■ WORK TO BE COMPLETED ■
Give back every entry below, exactly as written.

■ TASK DATA ■
◆ ◆ ◆ ◆
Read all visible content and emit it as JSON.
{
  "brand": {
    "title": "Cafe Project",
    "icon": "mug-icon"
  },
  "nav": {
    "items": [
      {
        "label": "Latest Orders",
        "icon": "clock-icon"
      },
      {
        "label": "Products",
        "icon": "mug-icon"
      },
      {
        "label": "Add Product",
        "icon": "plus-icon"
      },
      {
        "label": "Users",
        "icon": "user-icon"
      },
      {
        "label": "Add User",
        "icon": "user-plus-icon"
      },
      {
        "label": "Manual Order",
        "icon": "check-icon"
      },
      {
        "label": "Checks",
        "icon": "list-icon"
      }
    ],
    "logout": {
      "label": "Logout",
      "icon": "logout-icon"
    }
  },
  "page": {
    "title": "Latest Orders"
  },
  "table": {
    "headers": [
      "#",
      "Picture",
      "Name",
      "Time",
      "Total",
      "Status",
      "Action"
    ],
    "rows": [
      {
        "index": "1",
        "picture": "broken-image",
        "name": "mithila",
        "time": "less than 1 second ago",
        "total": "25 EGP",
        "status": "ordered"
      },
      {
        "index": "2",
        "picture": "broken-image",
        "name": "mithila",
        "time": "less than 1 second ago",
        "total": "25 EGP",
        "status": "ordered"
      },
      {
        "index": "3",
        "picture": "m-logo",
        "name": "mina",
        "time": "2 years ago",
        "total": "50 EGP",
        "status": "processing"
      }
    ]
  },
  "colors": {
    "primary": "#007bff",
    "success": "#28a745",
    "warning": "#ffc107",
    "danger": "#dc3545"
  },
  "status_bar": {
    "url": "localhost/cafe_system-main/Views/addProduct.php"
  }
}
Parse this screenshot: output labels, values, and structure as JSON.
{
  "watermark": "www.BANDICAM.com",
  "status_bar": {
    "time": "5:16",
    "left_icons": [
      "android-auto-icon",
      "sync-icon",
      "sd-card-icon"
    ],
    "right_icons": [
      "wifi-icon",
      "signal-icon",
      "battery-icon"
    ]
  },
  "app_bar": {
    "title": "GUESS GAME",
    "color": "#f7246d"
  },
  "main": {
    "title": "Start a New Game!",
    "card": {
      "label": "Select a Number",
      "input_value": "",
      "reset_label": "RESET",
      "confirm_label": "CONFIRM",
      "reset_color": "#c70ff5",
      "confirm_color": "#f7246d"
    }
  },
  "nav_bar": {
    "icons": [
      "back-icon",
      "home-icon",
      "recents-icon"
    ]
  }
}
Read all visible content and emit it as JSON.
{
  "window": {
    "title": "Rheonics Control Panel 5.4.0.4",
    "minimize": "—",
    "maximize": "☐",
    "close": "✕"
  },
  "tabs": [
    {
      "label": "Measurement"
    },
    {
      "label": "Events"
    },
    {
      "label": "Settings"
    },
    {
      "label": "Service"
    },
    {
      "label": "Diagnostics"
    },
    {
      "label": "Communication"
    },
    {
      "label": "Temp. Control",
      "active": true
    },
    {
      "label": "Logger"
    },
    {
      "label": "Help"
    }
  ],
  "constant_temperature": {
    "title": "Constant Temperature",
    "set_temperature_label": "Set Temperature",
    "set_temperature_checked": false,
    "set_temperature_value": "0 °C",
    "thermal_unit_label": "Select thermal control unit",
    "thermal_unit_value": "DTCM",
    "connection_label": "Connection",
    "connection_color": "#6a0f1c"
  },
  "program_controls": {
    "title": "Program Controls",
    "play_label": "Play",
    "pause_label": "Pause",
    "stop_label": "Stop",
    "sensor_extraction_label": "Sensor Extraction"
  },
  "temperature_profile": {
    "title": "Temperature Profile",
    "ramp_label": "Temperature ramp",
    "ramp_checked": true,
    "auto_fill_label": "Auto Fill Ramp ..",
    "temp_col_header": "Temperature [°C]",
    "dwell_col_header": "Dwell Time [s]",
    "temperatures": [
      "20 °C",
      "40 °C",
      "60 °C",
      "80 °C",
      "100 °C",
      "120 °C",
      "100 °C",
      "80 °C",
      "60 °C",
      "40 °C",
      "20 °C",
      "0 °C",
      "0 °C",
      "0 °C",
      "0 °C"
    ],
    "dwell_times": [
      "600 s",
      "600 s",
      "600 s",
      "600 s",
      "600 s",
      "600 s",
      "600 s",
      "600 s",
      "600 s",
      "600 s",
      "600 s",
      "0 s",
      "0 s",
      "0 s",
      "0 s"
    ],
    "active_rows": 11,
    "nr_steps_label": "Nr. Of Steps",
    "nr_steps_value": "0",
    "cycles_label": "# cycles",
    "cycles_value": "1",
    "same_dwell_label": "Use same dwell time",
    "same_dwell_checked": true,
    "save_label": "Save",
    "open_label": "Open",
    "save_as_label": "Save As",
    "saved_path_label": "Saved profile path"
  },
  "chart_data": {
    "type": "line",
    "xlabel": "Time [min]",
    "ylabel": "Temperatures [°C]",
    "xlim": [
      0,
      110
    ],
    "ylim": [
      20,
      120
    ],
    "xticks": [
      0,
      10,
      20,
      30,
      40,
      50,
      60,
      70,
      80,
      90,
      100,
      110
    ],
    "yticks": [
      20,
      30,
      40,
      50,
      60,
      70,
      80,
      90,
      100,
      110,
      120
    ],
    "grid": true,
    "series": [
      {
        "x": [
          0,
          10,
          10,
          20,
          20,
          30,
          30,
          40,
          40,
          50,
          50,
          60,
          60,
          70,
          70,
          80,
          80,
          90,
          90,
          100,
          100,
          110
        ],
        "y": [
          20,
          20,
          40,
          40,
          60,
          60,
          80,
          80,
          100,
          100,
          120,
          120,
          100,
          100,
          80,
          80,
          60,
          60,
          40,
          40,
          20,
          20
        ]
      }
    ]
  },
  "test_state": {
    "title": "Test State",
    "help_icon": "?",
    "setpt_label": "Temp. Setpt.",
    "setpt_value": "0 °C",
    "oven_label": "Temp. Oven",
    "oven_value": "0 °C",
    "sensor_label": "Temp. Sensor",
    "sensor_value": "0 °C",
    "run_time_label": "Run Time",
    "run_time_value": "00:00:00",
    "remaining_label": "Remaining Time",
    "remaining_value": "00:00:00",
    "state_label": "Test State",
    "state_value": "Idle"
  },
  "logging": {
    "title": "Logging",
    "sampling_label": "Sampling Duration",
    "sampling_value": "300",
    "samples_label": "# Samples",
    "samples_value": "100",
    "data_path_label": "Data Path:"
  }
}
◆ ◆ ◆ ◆
■ YOUR RESPONSE ■
Read all visible content and emit it as JSON.
{
  "brand": {
    "title": "Cafe Project",
    "icon": "mug-icon"
  },
  "nav": {
    "items": [
      {
        "label": "Latest Orders",
        "icon": "clock-icon"
      },
      {
        "label": "Products",
        "icon": "mug-icon"
      },
      {
        "label": "Add Product",
        "icon": "plus-icon"
      },
      {
        "label": "Users",
        "icon": "user-icon"
      },
      {
        "label": "Add User",
        "icon": "user-plus-icon"
      },
      {
        "label": "Manual Order",
        "icon": "check-icon"
      },
      {
        "label": "Checks",
        "icon": "list-icon"
      }
    ],
    "logout": {
      "label": "Logout",
      "icon": "logout-icon"
    }
  },
  "page": {
    "title": "Latest Orders"
  },
  "table": {
    "headers": [
      "#",
      "Picture",
      "Name",
      "Time",
      "Total",
      "Status",
      "Action"
    ],
    "rows": [
      {
        "index": "1",
        "picture": "broken-image",
        "name": "mithila",
        "time": "less than 1 second ago",
        "total": "25 EGP",
        "status": "ordered"
      },
      {
        "index": "2",
        "picture": "broken-image",
        "name": "mithila",
        "time": "less than 1 second ago",
        "total": "25 EGP",
        "status": "ordered"
      },
      {
        "index": "3",
        "picture": "m-logo",
        "name": "mina",
        "time": "2 years ago",
        "total": "50 EGP",
        "status": "processing"
      }
    ]
  },
  "colors": {
    "primary": "#007bff",
    "success": "#28a745",
    "warning": "#ffc107",
    "danger": "#dc3545"
  },
  "status_bar": {
    "url": "localhost/cafe_system-main/Views/addProduct.php"
  }
}
Parse this screenshot: output labels, values, and structure as JSON.
{
  "watermark": "www.BANDICAM.com",
  "status_bar": {
    "time": "5:16",
    "left_icons": [
      "android-auto-icon",
      "sync-icon",
      "sd-card-icon"
    ],
    "right_icons": [
      "wifi-icon",
      "signal-icon",
      "battery-icon"
    ]
  },
  "app_bar": {
    "title": "GUESS GAME",
    "color": "#f7246d"
  },
  "main": {
    "title": "Start a New Game!",
    "card": {
      "label": "Select a Number",
      "input_value": "",
      "reset_label": "RESET",
      "confirm_label": "CONFIRM",
      "reset_color": "#c70ff5",
      "confirm_color": "#f7246d"
    }
  },
  "nav_bar": {
    "icons": [
      "back-icon",
      "home-icon",
      "recents-icon"
    ]
  }
}
Read all visible content and emit it as JSON.
{
  "window": {
    "title": "Rheonics Control Panel 5.4.0.4",
    "minimize": "—",
    "maximize": "☐",
    "close": "✕"
  },
  "tabs": [
    {
      "label": "Measurement"
    },
    {
      "label": "Events"
    },
    {
      "label": "Settings"
    },
    {
      "label": "Service"
    },
    {
      "label": "Diagnostics"
    },
    {
      "label": "Communication"
    },
    {
      "label": "Temp. Control",
      "active": true
    },
    {
      "label": "Logger"
    },
    {
      "label": "Help"
    }
  ],
  "constant_temperature": {
    "title": "Constant Temperature",
    "set_temperature_label": "Set Temperature",
    "set_temperature_checked": false,
    "set_temperature_value": "0 °C",
    "thermal_unit_label": "Select thermal control unit",
    "thermal_unit_value": "DTCM",
    "connection_label": "Connection",
    "connection_color": "#6a0f1c"
  },
  "program_controls": {
    "title": "Program Controls",
    "play_label": "Play",
    "pause_label": "Pause",
    "stop_label": "Stop",
    "sensor_extraction_label": "Sensor Extraction"
  },
  "temperature_profile": {
    "title": "Temperature Profile",
    "ramp_label": "Temperature ramp",
    "ramp_checked": true,
    "auto_fill_label": "Auto Fill Ramp ..",
    "temp_col_header": "Temperature [°C]",
    "dwell_col_header": "Dwell Time [s]",
    "temperatures": [
      "20 °C",
      "40 °C",
      "60 °C",
      "80 °C",
      "100 °C",
      "120 °C",
      "100 °C",
      "80 °C",
      "60 °C",
      "40 °C",
      "20 °C",
      "0 °C",
      "0 °C",
      "0 °C",
      "0 °C"
    ],
    "dwell_times": [
      "600 s",
      "600 s",
      "600 s",
      "600 s",
      "600 s",
      "600 s",
      "600 s",
      "600 s",
      "600 s",
      "600 s",
      "600 s",
      "0 s",
      "0 s",
      "0 s",
      "0 s"
    ],
    "active_rows": 11,
    "nr_steps_label": "Nr. Of Steps",
    "nr_steps_value": "0",
    "cycles_label": "# cycles",
    "cycles_value": "1",
    "same_dwell_label": "Use same dwell time",
    "same_dwell_checked": true,
    "save_label": "Save",
    "open_label": "Open",
    "save_as_label": "Save As",
    "saved_path_label": "Saved profile path"
  },
  "chart_data": {
    "type": "line",
    "xlabel": "Time [min]",
    "ylabel": "Temperatures [°C]",
    "xlim": [
      0,
      110
    ],
    "ylim": [
      20,
      120
    ],
    "xticks": [
      0,
      10,
      20,
      30,
      40,
      50,
      60,
      70,
      80,
      90,
      100,
      110
    ],
    "yticks": [
      20,
      30,
      40,
      50,
      60,
      70,
      80,
      90,
      100,
      110,
      120
    ],
    "grid": true,
    "series": [
      {
        "x": [
          0,
          10,
          10,
          20,
          20,
          30,
          30,
          40,
          40,
          50,
          50,
          60,
          60,
          70,
          70,
          80,
          80,
          90,
          90,
          100,
          100,
          110
        ],
        "y": [
          20,
          20,
          40,
          40,
          60,
          60,
          80,
          80,
          100,
          100,
          120,
          120,
          100,
          100,
          80,
          80,
          60,
          60,
          40,
          40,
          20,
          20
        ]
      }
    ]
  },
  "test_state": {
    "title": "Test State",
    "help_icon": "?",
    "setpt_label": "Temp. Setpt.",
    "setpt_value": "0 °C",
    "oven_label": "Temp. Oven",
    "oven_value": "0 °C",
    "sensor_label": "Temp. Sensor",
    "sensor_value": "0 °C",
    "run_time_label": "Run Time",
    "run_time_value": "00:00:00",
    "remaining_label": "Remaining Time",
    "remaining_value": "00:00:00",
    "state_label": "Test State",
    "state_value": "Idle"
  },
  "logging": {
    "title": "Logging",
    "sampling_label": "Sampling Duration",
    "sampling_value": "300",
    "samples_label": "# Samples",
    "samples_value": "100",
    "data_path_label": "Data Path:"
  }
}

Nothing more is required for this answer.